Whatever timing you choose for each bit of information you transmit, be consistent. It’s important that you keep to a schedule, even when there aren’t changes in what you’re sharing. People need to trust your “system” and that they’ll reliably get the info they care about. When they don’t, they’ll resort back to asking you directly about it.
This is the trickiest variable to determine, because it depends a lot on the organization’s culture and ultimately, each individual stakeholder.
However, there’s a way to look at this that I’ve found useful. Think about your communication’s intent and granularity as two orthogonal dimensions. The Intent of the communication can range from information-passing to decision-making. Granularity ranges from low to high-level—that is, are you talking about execution or about top-level goals and plan? If you plot this, then which formats to use becomes more evident.
Although this post focuses on the information-passing side of things, it’s useful to consider the difference in formats as we go into a different type of communication like decision-making.
Let’s take meetings as an example. We’re on them all the time. There are literally thousands of books on the subject: why they suck, why they’re great, how to lead them successfully, etc. Regardless of how we feel about them, they’re the most accessible communication tool we have for discussions on topics that aren’t fully structured yet (e.g. decision-making)—that’s where they add the most value.
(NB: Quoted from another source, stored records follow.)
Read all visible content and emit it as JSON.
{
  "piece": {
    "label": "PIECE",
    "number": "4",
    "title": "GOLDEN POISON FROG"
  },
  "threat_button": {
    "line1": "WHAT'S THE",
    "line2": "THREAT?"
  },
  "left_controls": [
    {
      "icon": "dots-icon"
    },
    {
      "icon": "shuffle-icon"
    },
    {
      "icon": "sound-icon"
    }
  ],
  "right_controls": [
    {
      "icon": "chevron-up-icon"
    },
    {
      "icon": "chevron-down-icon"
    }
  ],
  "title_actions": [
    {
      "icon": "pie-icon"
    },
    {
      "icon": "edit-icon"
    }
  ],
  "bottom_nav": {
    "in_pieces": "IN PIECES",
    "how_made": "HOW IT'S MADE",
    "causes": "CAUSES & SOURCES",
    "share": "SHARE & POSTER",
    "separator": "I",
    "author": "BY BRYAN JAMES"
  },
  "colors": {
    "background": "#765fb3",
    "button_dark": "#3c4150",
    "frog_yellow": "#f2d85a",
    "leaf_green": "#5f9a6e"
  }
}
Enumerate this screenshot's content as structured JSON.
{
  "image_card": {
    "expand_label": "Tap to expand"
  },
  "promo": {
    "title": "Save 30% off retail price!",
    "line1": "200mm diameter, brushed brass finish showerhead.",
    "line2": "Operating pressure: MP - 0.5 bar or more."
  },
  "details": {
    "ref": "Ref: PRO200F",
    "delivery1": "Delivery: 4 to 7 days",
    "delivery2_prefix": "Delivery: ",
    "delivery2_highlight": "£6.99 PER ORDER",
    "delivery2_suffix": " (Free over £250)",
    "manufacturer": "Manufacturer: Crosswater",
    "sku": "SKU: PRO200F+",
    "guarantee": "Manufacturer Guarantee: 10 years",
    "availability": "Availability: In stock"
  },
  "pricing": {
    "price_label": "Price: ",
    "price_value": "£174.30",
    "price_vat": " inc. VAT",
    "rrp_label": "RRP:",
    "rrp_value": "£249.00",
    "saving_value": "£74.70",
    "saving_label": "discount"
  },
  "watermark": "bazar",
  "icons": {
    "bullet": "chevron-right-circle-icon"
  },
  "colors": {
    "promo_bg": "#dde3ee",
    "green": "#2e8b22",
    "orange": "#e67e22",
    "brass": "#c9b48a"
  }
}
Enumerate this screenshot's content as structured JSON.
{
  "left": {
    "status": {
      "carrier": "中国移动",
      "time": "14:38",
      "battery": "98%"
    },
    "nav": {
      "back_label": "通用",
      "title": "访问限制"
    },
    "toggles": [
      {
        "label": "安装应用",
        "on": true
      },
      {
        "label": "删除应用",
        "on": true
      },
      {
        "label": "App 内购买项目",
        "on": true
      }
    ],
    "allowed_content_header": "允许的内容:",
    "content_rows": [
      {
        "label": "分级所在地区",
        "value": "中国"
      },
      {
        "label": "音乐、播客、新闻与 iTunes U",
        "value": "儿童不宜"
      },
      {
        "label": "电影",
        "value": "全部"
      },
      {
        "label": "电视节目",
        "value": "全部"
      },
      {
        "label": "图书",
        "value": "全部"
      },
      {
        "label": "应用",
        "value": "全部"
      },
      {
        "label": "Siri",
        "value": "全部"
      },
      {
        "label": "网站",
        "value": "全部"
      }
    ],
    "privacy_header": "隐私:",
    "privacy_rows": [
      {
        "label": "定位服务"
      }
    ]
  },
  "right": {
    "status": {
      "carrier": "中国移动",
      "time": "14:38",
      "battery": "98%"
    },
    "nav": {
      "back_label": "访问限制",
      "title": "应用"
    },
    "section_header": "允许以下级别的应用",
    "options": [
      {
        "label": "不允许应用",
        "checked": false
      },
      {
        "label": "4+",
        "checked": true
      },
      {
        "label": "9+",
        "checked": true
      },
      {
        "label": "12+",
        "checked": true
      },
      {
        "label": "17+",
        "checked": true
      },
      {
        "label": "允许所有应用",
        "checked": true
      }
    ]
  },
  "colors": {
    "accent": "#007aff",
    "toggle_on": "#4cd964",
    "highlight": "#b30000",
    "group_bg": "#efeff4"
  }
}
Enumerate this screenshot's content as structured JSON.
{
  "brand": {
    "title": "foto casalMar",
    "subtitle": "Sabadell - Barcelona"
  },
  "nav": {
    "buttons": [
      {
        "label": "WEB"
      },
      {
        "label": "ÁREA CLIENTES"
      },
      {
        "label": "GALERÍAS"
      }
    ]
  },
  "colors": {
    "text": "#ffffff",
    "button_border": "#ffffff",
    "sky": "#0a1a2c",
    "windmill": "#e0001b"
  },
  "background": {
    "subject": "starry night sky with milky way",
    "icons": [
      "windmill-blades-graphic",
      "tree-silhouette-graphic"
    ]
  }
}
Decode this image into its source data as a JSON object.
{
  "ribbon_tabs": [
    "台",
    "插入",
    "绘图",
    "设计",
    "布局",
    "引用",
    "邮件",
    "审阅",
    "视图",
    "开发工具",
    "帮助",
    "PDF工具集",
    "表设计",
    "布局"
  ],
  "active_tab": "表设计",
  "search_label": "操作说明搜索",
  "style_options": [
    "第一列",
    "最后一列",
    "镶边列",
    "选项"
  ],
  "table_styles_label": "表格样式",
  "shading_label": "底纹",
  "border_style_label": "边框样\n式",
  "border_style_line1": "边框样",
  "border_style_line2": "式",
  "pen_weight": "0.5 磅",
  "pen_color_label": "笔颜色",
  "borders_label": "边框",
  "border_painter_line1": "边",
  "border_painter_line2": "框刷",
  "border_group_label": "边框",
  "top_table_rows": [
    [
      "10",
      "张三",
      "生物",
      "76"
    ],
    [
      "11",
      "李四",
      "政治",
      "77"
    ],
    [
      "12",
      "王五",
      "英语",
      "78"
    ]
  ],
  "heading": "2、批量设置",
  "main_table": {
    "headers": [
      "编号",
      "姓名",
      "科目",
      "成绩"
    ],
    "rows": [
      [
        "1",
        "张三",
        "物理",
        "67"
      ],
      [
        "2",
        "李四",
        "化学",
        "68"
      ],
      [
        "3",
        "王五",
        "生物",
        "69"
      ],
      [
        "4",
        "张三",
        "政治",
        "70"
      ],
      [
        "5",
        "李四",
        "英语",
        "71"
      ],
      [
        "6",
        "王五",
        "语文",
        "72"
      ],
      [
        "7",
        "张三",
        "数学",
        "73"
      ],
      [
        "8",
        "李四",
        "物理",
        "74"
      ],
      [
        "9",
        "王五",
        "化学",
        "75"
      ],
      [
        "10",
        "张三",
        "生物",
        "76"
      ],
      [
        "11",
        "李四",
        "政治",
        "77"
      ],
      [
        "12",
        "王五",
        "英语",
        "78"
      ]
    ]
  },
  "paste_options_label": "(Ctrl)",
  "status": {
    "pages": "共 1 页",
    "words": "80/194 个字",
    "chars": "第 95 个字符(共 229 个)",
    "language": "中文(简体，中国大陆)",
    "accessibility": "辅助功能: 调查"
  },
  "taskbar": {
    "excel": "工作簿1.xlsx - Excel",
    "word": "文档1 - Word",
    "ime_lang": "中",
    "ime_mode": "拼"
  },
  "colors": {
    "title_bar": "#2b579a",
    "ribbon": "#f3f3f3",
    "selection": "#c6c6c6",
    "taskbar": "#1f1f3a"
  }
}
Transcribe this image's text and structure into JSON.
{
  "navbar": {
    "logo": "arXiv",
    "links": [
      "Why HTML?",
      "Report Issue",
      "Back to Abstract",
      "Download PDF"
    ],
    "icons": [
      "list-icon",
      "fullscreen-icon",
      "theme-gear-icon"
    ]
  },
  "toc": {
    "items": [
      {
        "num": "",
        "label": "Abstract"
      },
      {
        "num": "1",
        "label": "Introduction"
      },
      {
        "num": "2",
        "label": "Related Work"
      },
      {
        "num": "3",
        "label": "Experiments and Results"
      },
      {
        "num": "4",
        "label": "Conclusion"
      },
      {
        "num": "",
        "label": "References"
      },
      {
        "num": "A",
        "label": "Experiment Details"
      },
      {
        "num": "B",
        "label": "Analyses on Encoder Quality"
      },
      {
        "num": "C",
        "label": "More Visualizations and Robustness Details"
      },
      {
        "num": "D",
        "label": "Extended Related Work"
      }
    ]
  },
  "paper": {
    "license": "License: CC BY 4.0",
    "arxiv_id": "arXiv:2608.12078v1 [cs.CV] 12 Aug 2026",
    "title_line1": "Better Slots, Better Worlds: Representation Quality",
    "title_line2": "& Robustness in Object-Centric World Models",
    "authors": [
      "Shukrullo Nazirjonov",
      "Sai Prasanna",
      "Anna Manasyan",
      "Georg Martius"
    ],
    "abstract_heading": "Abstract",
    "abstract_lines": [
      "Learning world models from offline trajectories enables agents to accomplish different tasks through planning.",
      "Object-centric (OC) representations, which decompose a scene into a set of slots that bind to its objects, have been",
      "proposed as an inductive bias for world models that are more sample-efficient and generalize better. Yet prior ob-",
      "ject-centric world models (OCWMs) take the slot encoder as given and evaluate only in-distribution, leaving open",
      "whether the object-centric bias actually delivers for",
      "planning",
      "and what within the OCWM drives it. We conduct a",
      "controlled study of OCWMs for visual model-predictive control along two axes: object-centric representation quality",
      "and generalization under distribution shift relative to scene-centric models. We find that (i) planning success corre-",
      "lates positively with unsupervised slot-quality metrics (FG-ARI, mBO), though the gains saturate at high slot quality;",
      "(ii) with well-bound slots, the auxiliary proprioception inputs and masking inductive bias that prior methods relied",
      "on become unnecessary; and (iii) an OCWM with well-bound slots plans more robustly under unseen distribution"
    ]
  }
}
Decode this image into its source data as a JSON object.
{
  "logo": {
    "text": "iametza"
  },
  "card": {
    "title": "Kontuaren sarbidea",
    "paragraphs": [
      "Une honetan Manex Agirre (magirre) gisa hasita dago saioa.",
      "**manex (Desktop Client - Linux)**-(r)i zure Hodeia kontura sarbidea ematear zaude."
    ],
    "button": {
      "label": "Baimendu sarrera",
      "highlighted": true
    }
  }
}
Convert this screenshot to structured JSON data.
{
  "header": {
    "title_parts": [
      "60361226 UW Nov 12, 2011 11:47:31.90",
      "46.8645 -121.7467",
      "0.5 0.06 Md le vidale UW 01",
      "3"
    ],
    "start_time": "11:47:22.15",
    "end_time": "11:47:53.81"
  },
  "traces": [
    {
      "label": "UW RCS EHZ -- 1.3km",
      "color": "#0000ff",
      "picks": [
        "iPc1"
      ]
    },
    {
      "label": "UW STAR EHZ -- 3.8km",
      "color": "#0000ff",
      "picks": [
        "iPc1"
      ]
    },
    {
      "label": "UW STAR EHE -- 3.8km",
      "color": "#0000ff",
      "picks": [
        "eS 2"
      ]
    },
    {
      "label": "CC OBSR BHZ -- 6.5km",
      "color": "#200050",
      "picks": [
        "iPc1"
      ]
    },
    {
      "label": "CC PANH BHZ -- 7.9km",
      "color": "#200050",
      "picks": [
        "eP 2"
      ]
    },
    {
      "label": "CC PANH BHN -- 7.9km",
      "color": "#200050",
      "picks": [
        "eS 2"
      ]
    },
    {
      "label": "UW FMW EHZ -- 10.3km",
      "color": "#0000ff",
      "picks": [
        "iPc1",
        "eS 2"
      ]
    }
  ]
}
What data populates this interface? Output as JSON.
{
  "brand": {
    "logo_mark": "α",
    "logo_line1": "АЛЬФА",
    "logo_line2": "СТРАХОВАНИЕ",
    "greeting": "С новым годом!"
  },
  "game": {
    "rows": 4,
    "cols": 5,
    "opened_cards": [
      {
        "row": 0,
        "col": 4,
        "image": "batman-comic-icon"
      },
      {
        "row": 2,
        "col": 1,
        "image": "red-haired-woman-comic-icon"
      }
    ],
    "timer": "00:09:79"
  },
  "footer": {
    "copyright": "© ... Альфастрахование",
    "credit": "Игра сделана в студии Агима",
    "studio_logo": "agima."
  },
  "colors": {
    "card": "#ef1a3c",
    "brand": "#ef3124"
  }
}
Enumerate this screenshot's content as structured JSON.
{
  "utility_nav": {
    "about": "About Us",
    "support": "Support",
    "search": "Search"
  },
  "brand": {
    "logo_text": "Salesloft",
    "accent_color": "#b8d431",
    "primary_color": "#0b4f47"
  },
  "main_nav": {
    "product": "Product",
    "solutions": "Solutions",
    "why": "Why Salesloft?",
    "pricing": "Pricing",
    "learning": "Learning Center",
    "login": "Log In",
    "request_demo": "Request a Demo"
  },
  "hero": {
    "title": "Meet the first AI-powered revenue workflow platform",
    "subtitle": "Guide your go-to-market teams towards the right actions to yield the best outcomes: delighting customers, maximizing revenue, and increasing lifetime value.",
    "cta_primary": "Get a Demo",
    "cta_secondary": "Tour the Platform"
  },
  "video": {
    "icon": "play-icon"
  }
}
On the other hand, if all we’re doing is regularly getting together to go around the table and share updates with everyone else, they don’t add much value, especially if we can automate the process (getting data out of some app or using a tool like Basecamp).
Putting it together
The exercise led us through these steps:
- List all the topics we’re asked, we ask others, or that we want people to know about
- List everyone who’s interested in each topic
- Find the right timing for each topic and audience based on how often it changes and the audience’s level of interest
- Figure out the most effective format for the content and audience to which we’re communicating
This is in itself valuable, because it leaves us with a map that shows:
- The scope of internal communication work that (ideally) needs to happen;
- How much we are communicating with each person or team.
However, the real value is that with this information in hand, we can:
- Prioritize what to say to each audience, so they’re not overloaded and get updated about what’s most relevant to them;
- Prioritize the use of our time based on the effort that each topic requires and the value it provides to its audience—some topics probably “aren’t worth it”;
- Control different variables to test what’s most effective in getting the message across;
- Be aware of the topics that are being communicated and those that aren’t, so that we’re prepared to handle those questions as they come up.
Over the next few posts, I’ll be sharing some tips and templates that can help you implement this in practice.